@Table(name = "Blog")
public class Blog
{
        @Id(generate=GeneratorType.AUTO)
        @Column(name = id")
        @NotNull
        @ReadOnly
        private Long id;

        @Column(name = "date")
        @Type(type="org.joda.time.contrib.hibernate.PersistentDateTime")
        @NotNull
        private DateTime date;

        @Column(name = "comment")
        @InputHtml
        @NotNull
        private String comment;

... getters/setters ...
}

A simple page to render the input form JSP - Blog.jsp

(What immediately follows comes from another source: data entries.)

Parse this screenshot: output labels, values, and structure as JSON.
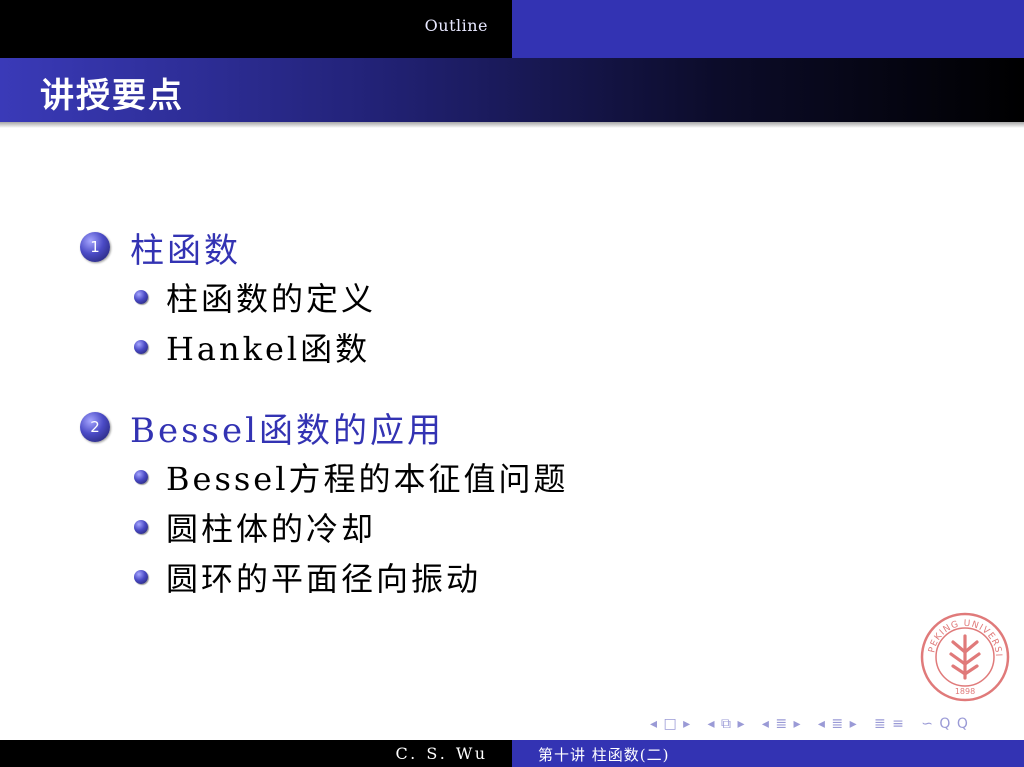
{
  "header": {
    "outline_label": "Outline"
  },
  "frame": {
    "title": "讲授要点"
  },
  "sections": [
    {
      "number": "1",
      "title": "柱函数",
      "items": [
        "柱函数的定义",
        "Hankel函数"
      ]
    },
    {
      "number": "2",
      "title": "Bessel函数的应用",
      "items": [
        "Bessel方程的本征值问题",
        "圆柱体的冷却",
        "圆环的平面径向振动"
      ]
    }
  ],
  "nav": {
    "frame": "◂ □ ▸",
    "subsection": "◂ ⧉ ▸",
    "section": "◂ ≣ ▸",
    "part": "◂ ≣ ▸",
    "align": "≣ ≡",
    "search": "∽ Q Q"
  },
  "footer": {
    "author": "C. S. Wu",
    "lecture": "第十讲  柱函数(二)"
  },
  "colors": {
    "structure": "#3333b3",
    "black": "#000000"
  },
  "logo": {
    "name": "peking-university-seal",
    "text": "PEKING UNIVERSITY",
    "year": "1898"
  }
}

... jsp pre ...
        <ff:beanForm class="Blog value="#{beanForm.bean}">
                <f:facet name="id">
                        <h:outputText />
                </f:faces>
                <f:facet name="comment">
                        <t:inputHtml />
                </f:faces>
        </ff>
        <h:commandLink action="#{beanForm.beanNew}" />
        <h:commandLink action="#{beanForm.beanCopy}" />
        <h:commandLink action="#{beanForm.beanSave}" />
        <h:commandLink action="#{beanForm.beanDelete}" />
... jsp post ...

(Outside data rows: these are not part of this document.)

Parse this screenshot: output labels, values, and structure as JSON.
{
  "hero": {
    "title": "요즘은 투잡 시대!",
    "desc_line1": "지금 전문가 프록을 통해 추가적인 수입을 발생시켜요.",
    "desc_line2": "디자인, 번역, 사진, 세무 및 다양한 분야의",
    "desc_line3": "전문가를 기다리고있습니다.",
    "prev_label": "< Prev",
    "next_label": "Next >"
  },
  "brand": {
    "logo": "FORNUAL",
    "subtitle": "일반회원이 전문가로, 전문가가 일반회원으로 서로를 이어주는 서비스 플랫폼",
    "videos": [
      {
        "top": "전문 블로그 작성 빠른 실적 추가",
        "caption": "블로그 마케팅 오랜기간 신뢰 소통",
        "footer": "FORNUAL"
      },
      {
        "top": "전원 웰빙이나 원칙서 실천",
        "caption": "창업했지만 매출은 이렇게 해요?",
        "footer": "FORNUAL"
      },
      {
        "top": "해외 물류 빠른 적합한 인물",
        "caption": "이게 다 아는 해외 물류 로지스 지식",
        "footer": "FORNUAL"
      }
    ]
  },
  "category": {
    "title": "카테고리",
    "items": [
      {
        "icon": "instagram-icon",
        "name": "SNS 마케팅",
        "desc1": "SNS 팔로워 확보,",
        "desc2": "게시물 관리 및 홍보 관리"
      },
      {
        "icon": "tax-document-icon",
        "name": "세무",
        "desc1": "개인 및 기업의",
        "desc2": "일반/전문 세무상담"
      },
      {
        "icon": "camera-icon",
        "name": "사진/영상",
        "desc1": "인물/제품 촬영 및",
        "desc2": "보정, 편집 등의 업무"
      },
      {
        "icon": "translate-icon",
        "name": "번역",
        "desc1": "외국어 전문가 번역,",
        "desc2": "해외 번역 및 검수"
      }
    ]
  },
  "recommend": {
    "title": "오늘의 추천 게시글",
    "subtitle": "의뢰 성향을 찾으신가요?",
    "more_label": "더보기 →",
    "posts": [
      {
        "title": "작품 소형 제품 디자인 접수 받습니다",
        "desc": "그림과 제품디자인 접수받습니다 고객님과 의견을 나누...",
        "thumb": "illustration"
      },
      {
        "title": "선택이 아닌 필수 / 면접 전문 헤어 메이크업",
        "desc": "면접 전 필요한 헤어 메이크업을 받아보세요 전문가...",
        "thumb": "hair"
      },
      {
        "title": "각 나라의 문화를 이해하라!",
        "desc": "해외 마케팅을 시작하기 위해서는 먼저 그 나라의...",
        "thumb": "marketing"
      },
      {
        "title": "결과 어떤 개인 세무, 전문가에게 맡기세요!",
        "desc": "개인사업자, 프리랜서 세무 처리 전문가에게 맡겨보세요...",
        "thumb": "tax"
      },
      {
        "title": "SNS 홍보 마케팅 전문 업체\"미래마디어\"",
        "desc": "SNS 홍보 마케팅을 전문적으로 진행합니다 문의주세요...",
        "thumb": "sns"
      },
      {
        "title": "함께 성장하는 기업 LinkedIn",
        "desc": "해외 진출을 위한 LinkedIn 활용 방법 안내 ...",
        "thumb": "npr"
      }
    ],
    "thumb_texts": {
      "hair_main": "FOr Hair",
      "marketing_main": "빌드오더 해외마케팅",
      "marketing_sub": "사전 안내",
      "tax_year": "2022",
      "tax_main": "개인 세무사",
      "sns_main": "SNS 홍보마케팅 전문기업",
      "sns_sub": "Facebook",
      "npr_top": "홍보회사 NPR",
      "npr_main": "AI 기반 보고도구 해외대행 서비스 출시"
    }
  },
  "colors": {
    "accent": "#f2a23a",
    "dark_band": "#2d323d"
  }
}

A simple page to render the list of entities JSP - Blogs.jsp

... jsp pre ...
        <ff:beanList class="Blog value="#{beanForm.beanList}">
                <f:facet name="comment">
                        <t:inputHtml />
                </f:faces>
                <f:facet name="action">
                        <h:commandLink action="#{beanForm.beanListDelete}" />
                        <h:commandLink action="#{beanForm.beanListCopy}" />
                </f:faces>
        </ff>
... jsp post ...

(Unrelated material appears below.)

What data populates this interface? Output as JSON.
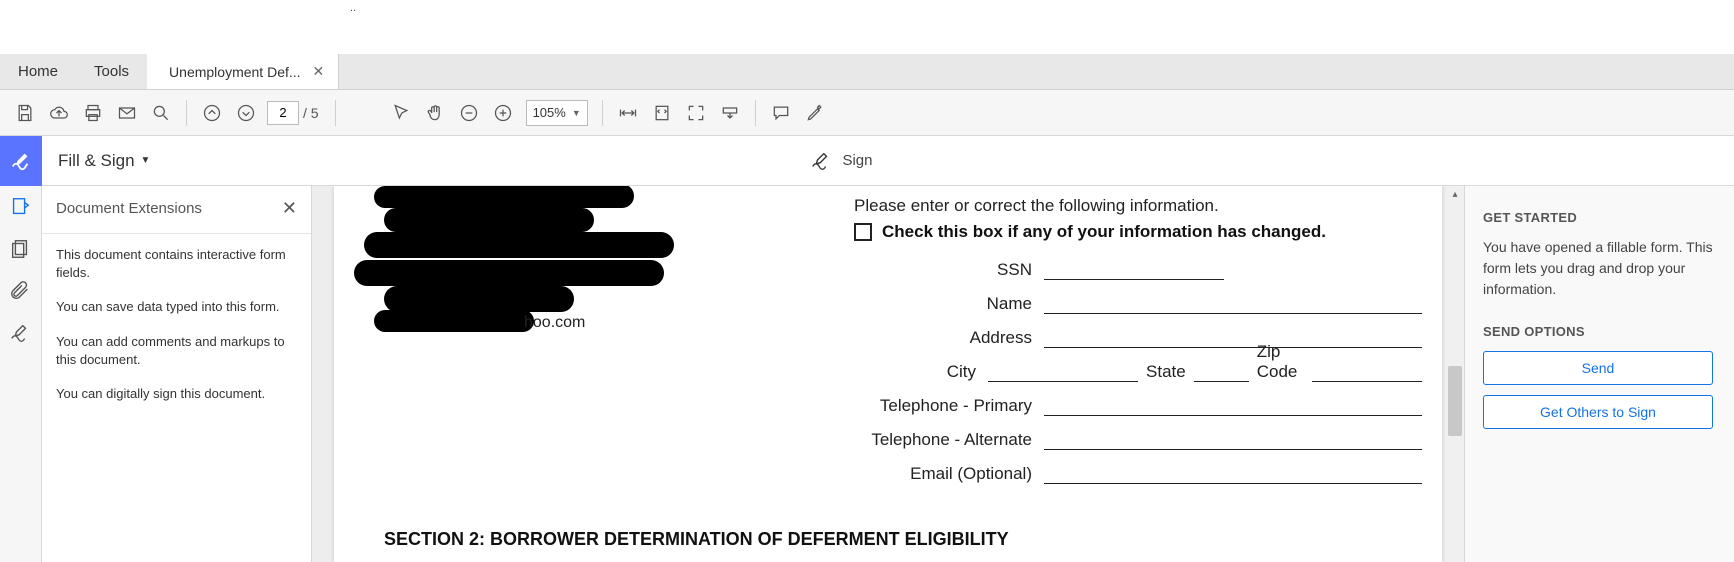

Description:

  • Blog.jsp and Blogs.jsp will be generated
  • the "facet" stuff is already an example how to customize the output
  • notice also the @InputHtml, @NotNull and @ReadOnly annotations in the entity, they will customize the output too.

  • * for each jsf component we will generate jdk 1.5 annotations - thus InputHtml will force the bean*-tags to use this control instead of the default - inputText in this case

  • * notNull means "required"
  • * ReadOnly means outputText

If you change the database and regen your POJOs the bean*-tags will pick them up automatically. Annotations like @OneToMany should result in an selectOne* component.

Plain Bean Sample

Entity - Blog.java

public class Blog
{
        @NotNull
        @ReadOnly
        private Long id;

        @NotNull
        private DateTime date;

        @InputHtml
        @NotNull
        private String comment;

... getters/setters ...
}

public class BlogController
{
        public void save(Blog blog)
        {
                ... your code ...
        }

        public void delete(Blog blog)
        {
                ... your code ...
        }
}

A simple page to render the input form JSP - Blog.jsp

... jsp pre ...
        <ff:beanForm class="Blog value="#{beanForm.bean}" controller="#{blogController}">
                <f:facet name="id">
                        <h:outputText />
                </f:faces>
                <f:facet name="comment">
                        <t:inputHtml />
                </f:faces>
        </ff>
        <h:commandLink action="#{beanForm.beanNew}" />
        <h:commandLink action="#{beanForm.beanCopy}" />
        <h:commandLink action="#{beanForm.beanSave}" />
        <h:commandLink action="#{beanForm.beanDelete}" />
... jsp post ...

Features

  • Direct use of entities
  • Indirect user through controller
  • beanForm with 1:n (e.g. blogs -> comments)

  • beanList with an way to filter the list

Conclusion

Ok, much has been written now, many details are inexact - at all this is damn much work, but with every database table we save time.

Now lets discuss about it on the myfaces-dev mailing list.

Comments

Anyone interested in this discussion may also want to check out the Grails project (written in Groovy with Hibernate Persistance layer) at http://grails.codehaus.org/ The quickstart example allows you to build an end to end web app in about 10 minutes, including all downloads and setup. Nice! - Peder :)

FacesFreeway (last edited 2009-09-20 23:01:49 by localhost)